Copy the records below exactly.

- _RECORDS TO USE_:
* * *

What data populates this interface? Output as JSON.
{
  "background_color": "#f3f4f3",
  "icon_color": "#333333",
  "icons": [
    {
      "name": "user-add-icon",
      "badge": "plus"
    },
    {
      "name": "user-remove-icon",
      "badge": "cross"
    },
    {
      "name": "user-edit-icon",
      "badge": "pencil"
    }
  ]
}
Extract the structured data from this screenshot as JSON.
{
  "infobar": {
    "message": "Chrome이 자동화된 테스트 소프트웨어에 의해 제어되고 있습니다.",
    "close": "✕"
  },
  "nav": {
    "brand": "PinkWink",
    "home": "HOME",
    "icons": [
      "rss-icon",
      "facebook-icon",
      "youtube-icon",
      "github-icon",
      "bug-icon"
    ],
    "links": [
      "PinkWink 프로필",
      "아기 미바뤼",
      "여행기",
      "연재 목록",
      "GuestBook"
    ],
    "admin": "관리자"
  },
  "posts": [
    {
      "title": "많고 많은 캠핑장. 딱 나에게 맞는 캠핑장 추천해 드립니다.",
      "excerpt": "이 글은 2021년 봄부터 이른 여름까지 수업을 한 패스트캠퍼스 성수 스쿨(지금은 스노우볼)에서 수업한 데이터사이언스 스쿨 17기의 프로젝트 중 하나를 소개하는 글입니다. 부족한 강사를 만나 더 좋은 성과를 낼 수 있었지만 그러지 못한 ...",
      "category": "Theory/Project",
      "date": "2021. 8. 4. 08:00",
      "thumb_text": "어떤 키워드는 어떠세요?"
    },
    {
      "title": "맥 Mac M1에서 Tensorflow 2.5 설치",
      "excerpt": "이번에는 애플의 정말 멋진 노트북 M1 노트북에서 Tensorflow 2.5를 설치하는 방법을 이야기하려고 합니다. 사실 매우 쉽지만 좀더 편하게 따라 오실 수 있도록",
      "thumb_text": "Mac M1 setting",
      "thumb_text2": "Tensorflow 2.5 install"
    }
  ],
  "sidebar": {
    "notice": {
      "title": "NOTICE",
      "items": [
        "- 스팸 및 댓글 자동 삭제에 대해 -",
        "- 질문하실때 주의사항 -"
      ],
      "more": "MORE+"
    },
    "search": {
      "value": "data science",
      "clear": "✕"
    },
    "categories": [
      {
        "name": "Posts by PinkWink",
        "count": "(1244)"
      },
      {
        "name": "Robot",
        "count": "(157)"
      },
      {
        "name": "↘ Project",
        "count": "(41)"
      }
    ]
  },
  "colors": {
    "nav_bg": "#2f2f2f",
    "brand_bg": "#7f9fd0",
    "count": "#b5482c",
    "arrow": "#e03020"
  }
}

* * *

- _SOLUTION BELOW_:
What data populates this interface? Output as JSON.
{
  "background_color": "#f3f4f3",
  "icon_color": "#333333",
  "icons": [
    {
      "name": "user-add-icon",
      "badge": "plus"
    },
    {
      "name": "user-remove-icon",
      "badge": "cross"
    },
    {
      "name": "user-edit-icon",
      "badge": "pencil"
    }
  ]
}
Extract the structured data from this screenshot as JSON.
{
  "infobar": {
    "message": "Chrome이 자동화된 테스트 소프트웨어에 의해 제어되고 있습니다.",
    "close": "✕"
  },
  "nav": {
    "brand": "PinkWink",
    "home": "HOME",
    "icons": [
      "rss-icon",
      "facebook-icon",
      "youtube-icon",
      "github-icon",
      "bug-icon"
    ],
    "links": [
      "PinkWink 프로필",
      "아기 미바뤼",
      "여행기",
      "연재 목록",
      "GuestBook"
    ],
    "admin": "관리자"
  },
  "posts": [
    {
      "title": "많고 많은 캠핑장. 딱 나에게 맞는 캠핑장 추천해 드립니다.",
      "excerpt": "이 글은 2021년 봄부터 이른 여름까지 수업을 한 패스트캠퍼스 성수 스쿨(지금은 스노우볼)에서 수업한 데이터사이언스 스쿨 17기의 프로젝트 중 하나를 소개하는 글입니다. 부족한 강사를 만나 더 좋은 성과를 낼 수 있었지만 그러지 못한 ...",
      "category": "Theory/Project",
      "date": "2021. 8. 4. 08:00",
      "thumb_text": "어떤 키워드는 어떠세요?"
    },
    {
      "title": "맥 Mac M1에서 Tensorflow 2.5 설치",
      "excerpt": "이번에는 애플의 정말 멋진 노트북 M1 노트북에서 Tensorflow 2.5를 설치하는 방법을 이야기하려고 합니다. 사실 매우 쉽지만 좀더 편하게 따라 오실 수 있도록",
      "thumb_text": "Mac M1 setting",
      "thumb_text2": "Tensorflow 2.5 install"
    }
  ],
  "sidebar": {
    "notice": {
      "title": "NOTICE",
      "items": [
        "- 스팸 및 댓글 자동 삭제에 대해 -",
        "- 질문하실때 주의사항 -"
      ],
      "more": "MORE+"
    },
    "search": {
      "value": "data science",
      "clear": "✕"
    },
    "categories": [
      {
        "name": "Posts by PinkWink",
        "count": "(1244)"
      },
      {
        "name": "Robot",
        "count": "(157)"
      },
      {
        "name": "↘ Project",
        "count": "(41)"
      }
    ]
  },
  "colors": {
    "nav_bg": "#2f2f2f",
    "brand_bg": "#7f9fd0",
    "count": "#b5482c",
    "arrow": "#e03020"
  }
}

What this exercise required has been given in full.